3) Stand on the shoulders of some authority, especially the ones your professor assigns. Whether or not this is a research paper, there is often a secondary source or an authoritative argument, to which you need to respond. This is usually the methodology section of your paper and it comes right after the thesis. It allows you to review the other literature and respond to other arguments. By now you've learned the hard truth that your own personal opinions and impressions fail to qualify as scholarly arguments, you need to join the conversation that's started before you, especially on large topics like globalization or abortion or love or whatever. You have to know what others have published on this topic. Be sure to consider literature from opposing views as well. You can rebut them in your paper.
4) Use proper citation, not just to avoid the evils of plagiarism, but also to lead the appropriate scholarly trail of notes so another reader can track down the same sources in order to join the conversation as well and provide more ideas. The main sources are MLA, AP Style as well as Chicago Manual The most concise on-line resource is Purdue Owl, which has both MLA and APA, as well as many other useful links for college writing, including ESL questions.
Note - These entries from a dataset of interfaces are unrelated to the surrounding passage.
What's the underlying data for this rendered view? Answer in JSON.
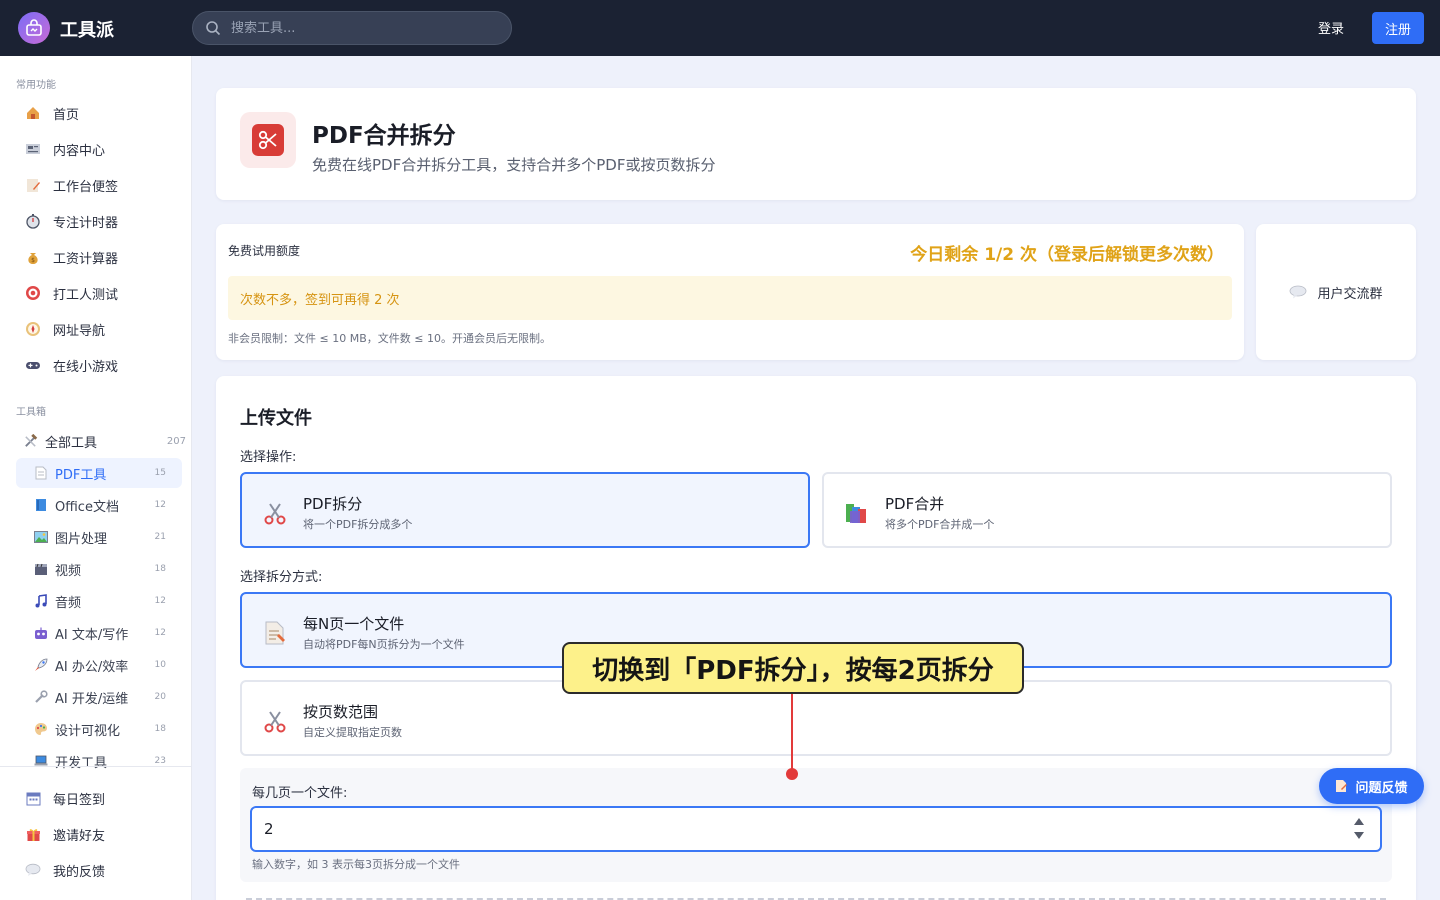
{
  "header": {
    "brand": "工具派",
    "search_placeholder": "搜索工具...",
    "login": "登录",
    "register": "注册"
  },
  "sidebar": {
    "common_title": "常用功能",
    "common_items": [
      {
        "label": "首页",
        "icon": "home-icon"
      },
      {
        "label": "内容中心",
        "icon": "newspaper-icon"
      },
      {
        "label": "工作台便签",
        "icon": "memo-icon"
      },
      {
        "label": "专注计时器",
        "icon": "stopwatch-icon"
      },
      {
        "label": "工资计算器",
        "icon": "money-bag-icon"
      },
      {
        "label": "打工人测试",
        "icon": "target-icon"
      },
      {
        "label": "网址导航",
        "icon": "compass-icon"
      },
      {
        "label": "在线小游戏",
        "icon": "gamepad-icon"
      }
    ],
    "toolbox_title": "工具箱",
    "all_tools": {
      "label": "全部工具",
      "count": "207"
    },
    "categories": [
      {
        "label": "PDF工具",
        "count": "15",
        "icon": "document-icon",
        "active": true
      },
      {
        "label": "Office文档",
        "count": "12",
        "icon": "book-icon"
      },
      {
        "label": "图片处理",
        "count": "21",
        "icon": "picture-icon"
      },
      {
        "label": "视频",
        "count": "18",
        "icon": "clapper-icon"
      },
      {
        "label": "音频",
        "count": "12",
        "icon": "music-note-icon"
      },
      {
        "label": "AI 文本/写作",
        "count": "12",
        "icon": "robot-icon"
      },
      {
        "label": "AI 办公/效率",
        "count": "10",
        "icon": "rocket-icon"
      },
      {
        "label": "AI 开发/运维",
        "count": "20",
        "icon": "wrench-icon"
      },
      {
        "label": "设计可视化",
        "count": "18",
        "icon": "palette-icon"
      },
      {
        "label": "开发工具",
        "count": "23",
        "icon": "laptop-icon"
      }
    ],
    "bottom_items": [
      {
        "label": "每日签到",
        "icon": "calendar-icon"
      },
      {
        "label": "邀请好友",
        "icon": "gift-icon"
      },
      {
        "label": "我的反馈",
        "icon": "speech-bubble-icon"
      }
    ]
  },
  "tool": {
    "title": "PDF合并拆分",
    "subtitle": "免费在线PDF合并拆分工具，支持合并多个PDF或按页数拆分"
  },
  "quota": {
    "label": "免费试用额度",
    "remaining": "今日剩余 1/2 次（登录后解锁更多次数）",
    "tip": "次数不多，签到可再得 2 次",
    "limit": "非会员限制：文件 ≤ 10 MB，文件数 ≤ 10。开通会员后无限制。"
  },
  "group": {
    "label": "用户交流群"
  },
  "upload": {
    "title": "上传文件",
    "operation_label": "选择操作:",
    "operations": [
      {
        "title": "PDF拆分",
        "desc": "将一个PDF拆分成多个",
        "selected": true
      },
      {
        "title": "PDF合并",
        "desc": "将多个PDF合并成一个",
        "selected": false
      }
    ],
    "method_label": "选择拆分方式:",
    "methods": [
      {
        "title": "每N页一个文件",
        "desc": "自动将PDF每N页拆分为一个文件",
        "selected": true
      },
      {
        "title": "按页数范围",
        "desc": "自定义提取指定页数",
        "selected": false
      }
    ],
    "n_label": "每几页一个文件:",
    "n_value": "2",
    "n_hint": "输入数字，如 3 表示每3页拆分成一个文件"
  },
  "feedback_button": "问题反馈",
  "annotation": "切换到「PDF拆分」，按每2页拆分",
  "colors": {
    "topbar": "#1b2233",
    "accent": "#2f6df6",
    "quota_highlight": "#e0a318",
    "callout_bg": "#fdf18a",
    "callout_line": "#e23a3a"
  }
}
5) Stick to the text, whatever the course is. Whether you're writing about mitochondria, multicultural urban centers or metaphors in Shakespeare, there is at least one primary reading that your professor assigned and wants you to cite. So go through that text or texts and pick out at least 5 passages, ones that were discussed in class and ones you found on your own. This is usually what your professor means by "textual evidence."
When you quote that passage prepare your reader with a few sentences introducing the passage, then quote it, then explain it, NEVER expect the quote to speak for itself, unpack it, empty it out like a laundry bag full of grungy clothes and then make sense of it.
If you find your paper shorter than it needs to be in the end, go back to these passages. Chances are there is still more you could say about each of them in order to make your argument more explicit. Never pad a paper with rambling -- this never fools anyone -- it's better to be more specific about the material.
6) Find an alert proofreader! Have another pair of eyes look to proof your work. When that person is done, don't be satisfied, take the paper to your college learning and writing center and submit yourself to an outside view by a professional, who knows good writing but who is unfamiliar with your topic. You may have to make an appointment at the writing center ahead of time: don't wait until the last minute. You know you will have succeeded only if you have written a well-organized argument that readers can follow and then choose to accept or reject.
7) Revise your paper and rewrite the conclusion. If you had a great session in the writing center, you will not only be typo free and have a good paper with a solid argument and good organization, you will see that your conclusion could be drawn out a little better to say more clearly what you meant but in the end needed to elaborate.
To conclude, you will be proud and most of all relieved when you turn your paper in!